◆ **Work task**: Wherever a line of the data contains "Referencia", copy that line.

Dataset rows for apps and sites:

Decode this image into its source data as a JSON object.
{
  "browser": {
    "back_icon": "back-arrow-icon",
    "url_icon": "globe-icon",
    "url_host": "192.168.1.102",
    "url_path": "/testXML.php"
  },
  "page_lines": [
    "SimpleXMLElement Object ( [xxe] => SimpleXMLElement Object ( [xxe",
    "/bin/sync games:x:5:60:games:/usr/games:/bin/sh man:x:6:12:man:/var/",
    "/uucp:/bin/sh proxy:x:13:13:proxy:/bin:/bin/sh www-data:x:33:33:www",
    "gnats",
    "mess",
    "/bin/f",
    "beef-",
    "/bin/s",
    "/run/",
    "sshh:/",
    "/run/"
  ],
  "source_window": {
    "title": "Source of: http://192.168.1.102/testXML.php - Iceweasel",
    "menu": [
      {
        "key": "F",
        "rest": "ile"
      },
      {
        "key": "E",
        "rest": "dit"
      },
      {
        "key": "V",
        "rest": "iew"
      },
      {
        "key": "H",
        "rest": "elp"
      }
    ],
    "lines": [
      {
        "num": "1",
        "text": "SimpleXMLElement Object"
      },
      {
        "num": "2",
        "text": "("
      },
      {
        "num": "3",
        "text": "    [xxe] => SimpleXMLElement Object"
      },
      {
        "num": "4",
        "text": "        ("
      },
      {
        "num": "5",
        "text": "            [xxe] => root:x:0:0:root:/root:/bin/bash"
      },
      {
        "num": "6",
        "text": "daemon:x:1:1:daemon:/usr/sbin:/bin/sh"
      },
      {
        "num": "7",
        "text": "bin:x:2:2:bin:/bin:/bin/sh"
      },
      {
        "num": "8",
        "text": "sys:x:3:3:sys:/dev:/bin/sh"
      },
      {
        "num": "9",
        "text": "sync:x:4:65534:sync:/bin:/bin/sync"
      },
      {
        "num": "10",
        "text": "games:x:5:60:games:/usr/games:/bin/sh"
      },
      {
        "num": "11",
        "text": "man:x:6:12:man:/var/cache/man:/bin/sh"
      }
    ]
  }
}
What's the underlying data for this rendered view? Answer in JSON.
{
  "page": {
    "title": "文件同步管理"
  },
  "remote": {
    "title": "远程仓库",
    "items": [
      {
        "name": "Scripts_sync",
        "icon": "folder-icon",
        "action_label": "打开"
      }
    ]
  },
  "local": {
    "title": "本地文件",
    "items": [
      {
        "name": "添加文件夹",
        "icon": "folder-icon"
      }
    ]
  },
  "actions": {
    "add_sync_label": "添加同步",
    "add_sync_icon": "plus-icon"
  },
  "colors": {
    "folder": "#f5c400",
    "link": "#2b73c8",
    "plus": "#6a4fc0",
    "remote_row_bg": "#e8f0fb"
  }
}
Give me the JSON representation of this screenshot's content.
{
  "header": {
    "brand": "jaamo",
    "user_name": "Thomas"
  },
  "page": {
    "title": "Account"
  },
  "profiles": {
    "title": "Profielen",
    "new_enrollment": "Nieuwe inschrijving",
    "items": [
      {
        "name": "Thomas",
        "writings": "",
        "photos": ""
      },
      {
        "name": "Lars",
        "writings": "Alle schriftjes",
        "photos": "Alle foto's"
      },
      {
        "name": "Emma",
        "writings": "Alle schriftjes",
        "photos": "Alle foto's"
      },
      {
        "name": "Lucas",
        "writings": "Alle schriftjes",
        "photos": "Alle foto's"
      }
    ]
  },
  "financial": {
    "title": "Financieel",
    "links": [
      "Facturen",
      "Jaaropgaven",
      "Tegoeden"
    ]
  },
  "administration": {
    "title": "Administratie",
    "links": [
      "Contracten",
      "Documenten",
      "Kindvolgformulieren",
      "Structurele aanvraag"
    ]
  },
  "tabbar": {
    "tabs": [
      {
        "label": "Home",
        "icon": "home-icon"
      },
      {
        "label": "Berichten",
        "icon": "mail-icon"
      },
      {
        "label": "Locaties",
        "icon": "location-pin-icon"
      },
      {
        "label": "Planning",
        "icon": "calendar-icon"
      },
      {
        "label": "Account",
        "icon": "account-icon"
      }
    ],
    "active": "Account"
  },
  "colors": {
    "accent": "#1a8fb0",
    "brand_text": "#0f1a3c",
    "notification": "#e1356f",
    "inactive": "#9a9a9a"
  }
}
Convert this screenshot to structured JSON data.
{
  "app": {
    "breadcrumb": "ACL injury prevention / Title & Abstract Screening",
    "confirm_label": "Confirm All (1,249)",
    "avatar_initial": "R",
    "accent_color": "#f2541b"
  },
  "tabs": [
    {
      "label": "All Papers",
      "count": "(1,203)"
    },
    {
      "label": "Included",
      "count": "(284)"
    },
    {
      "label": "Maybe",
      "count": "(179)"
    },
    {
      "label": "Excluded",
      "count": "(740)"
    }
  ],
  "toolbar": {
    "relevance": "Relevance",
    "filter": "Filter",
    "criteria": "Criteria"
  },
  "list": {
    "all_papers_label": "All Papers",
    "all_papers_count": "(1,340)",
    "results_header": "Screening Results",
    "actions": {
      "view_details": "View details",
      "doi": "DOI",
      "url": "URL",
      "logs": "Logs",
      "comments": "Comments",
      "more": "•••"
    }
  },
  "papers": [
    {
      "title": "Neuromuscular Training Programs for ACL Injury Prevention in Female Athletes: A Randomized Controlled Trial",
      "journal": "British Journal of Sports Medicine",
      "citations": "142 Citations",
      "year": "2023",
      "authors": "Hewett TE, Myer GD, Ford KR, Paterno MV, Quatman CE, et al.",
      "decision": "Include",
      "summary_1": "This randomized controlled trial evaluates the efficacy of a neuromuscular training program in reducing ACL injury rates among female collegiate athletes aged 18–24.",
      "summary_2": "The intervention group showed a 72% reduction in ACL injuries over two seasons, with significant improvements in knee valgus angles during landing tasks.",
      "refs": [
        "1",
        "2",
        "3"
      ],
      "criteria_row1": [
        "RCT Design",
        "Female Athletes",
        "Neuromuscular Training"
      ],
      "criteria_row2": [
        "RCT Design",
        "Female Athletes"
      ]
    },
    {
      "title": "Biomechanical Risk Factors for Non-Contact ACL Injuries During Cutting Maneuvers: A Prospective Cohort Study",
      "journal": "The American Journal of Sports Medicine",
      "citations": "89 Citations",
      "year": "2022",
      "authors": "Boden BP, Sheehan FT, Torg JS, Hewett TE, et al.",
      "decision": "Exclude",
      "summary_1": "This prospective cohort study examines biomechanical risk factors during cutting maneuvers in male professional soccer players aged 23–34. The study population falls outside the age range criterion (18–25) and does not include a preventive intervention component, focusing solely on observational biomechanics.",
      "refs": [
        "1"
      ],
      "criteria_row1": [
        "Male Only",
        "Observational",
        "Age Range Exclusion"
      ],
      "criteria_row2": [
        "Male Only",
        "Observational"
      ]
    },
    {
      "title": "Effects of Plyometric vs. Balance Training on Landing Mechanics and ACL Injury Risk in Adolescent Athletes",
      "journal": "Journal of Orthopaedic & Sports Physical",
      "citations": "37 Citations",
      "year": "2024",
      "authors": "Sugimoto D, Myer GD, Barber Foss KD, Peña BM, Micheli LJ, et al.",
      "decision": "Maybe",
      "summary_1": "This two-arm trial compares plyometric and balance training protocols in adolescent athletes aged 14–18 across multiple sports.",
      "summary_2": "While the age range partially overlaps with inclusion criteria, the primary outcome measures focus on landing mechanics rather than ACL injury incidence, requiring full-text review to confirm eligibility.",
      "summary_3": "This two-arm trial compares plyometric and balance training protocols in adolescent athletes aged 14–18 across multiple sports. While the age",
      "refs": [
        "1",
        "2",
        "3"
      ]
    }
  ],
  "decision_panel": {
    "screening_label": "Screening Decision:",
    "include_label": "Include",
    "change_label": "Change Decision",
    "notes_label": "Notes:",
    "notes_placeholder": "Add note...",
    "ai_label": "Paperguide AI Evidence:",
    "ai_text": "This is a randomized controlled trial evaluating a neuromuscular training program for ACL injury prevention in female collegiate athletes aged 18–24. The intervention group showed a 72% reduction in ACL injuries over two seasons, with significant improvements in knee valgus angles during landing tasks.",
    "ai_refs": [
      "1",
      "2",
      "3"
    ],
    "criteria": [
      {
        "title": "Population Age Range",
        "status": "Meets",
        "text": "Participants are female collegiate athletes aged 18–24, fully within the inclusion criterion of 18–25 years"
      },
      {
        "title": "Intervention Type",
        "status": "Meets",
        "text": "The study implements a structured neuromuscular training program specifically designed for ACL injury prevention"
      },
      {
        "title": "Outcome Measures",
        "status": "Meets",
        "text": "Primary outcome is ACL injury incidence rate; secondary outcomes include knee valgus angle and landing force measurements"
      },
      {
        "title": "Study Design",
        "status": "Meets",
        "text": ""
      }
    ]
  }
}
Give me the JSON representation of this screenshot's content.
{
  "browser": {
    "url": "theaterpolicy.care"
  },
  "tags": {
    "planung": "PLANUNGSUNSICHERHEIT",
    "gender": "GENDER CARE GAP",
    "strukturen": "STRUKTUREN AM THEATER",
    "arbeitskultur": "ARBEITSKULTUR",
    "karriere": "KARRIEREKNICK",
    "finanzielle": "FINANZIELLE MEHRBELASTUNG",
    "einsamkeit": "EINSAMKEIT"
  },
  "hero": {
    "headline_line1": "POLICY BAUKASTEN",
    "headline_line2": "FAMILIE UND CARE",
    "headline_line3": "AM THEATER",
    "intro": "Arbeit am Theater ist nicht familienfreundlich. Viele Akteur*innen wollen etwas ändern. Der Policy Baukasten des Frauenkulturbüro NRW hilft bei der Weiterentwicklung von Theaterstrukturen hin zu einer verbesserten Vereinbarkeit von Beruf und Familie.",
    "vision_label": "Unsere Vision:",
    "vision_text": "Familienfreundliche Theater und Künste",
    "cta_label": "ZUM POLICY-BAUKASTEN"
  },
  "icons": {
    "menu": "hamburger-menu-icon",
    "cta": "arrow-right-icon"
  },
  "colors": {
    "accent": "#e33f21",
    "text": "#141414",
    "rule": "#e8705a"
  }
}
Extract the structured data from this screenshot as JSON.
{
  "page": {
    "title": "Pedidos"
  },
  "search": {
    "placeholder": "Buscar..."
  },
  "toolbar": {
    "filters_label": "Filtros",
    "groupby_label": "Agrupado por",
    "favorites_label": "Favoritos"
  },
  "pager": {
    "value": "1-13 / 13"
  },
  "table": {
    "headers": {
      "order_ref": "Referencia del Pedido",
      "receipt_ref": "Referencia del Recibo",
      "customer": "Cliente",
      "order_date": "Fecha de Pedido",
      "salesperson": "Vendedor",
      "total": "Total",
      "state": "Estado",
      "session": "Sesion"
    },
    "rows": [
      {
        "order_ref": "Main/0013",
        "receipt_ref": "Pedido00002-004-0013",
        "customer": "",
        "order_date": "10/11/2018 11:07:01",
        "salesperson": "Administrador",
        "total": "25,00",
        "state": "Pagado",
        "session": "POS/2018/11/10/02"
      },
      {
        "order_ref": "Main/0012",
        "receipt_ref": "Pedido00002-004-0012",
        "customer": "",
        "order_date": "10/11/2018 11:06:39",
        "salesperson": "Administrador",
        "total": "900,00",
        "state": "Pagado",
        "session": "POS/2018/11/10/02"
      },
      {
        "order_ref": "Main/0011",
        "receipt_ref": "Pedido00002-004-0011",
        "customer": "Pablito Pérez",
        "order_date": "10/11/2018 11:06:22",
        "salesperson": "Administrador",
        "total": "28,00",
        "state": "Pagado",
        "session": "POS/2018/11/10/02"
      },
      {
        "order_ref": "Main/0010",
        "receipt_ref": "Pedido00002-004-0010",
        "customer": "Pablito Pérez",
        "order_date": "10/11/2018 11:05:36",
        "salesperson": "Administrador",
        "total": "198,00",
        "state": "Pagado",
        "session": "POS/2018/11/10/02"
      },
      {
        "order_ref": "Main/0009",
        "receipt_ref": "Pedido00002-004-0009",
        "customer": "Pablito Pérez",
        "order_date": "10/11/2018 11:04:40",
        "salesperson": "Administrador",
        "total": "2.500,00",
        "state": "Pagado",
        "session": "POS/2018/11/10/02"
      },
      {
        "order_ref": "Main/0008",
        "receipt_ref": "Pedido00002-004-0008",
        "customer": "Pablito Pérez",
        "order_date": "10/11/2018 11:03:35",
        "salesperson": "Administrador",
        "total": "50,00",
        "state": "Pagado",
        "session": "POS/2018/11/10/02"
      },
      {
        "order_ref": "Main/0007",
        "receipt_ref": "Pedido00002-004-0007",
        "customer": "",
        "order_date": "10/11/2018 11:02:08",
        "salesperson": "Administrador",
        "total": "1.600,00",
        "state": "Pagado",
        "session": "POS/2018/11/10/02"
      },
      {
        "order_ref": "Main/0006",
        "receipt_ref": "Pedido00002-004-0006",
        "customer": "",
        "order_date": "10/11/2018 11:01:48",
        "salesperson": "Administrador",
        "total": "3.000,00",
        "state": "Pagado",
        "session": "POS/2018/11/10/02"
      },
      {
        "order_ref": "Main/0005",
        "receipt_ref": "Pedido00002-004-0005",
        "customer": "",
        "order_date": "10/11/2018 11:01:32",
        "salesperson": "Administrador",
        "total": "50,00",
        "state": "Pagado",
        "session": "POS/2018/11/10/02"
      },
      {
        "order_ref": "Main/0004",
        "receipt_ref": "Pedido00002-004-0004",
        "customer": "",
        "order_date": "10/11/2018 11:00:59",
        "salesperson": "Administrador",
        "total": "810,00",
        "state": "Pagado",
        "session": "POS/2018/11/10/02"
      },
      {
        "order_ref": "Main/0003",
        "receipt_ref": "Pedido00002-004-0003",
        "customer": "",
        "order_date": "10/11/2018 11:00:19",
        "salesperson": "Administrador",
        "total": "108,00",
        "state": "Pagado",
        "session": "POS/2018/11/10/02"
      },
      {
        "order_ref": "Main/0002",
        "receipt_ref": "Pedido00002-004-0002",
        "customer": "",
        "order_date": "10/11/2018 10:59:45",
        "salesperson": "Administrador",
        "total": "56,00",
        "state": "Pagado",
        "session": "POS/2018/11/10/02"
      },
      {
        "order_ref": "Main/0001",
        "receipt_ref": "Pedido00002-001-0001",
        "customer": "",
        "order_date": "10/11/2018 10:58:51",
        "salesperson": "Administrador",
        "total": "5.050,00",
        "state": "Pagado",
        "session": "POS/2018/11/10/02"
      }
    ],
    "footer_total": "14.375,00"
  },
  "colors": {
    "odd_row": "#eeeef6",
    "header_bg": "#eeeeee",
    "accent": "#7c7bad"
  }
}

◆ **Solution**:
      "order_ref": "Referencia del Pedido",
      "receipt_ref": "Referencia del Recibo",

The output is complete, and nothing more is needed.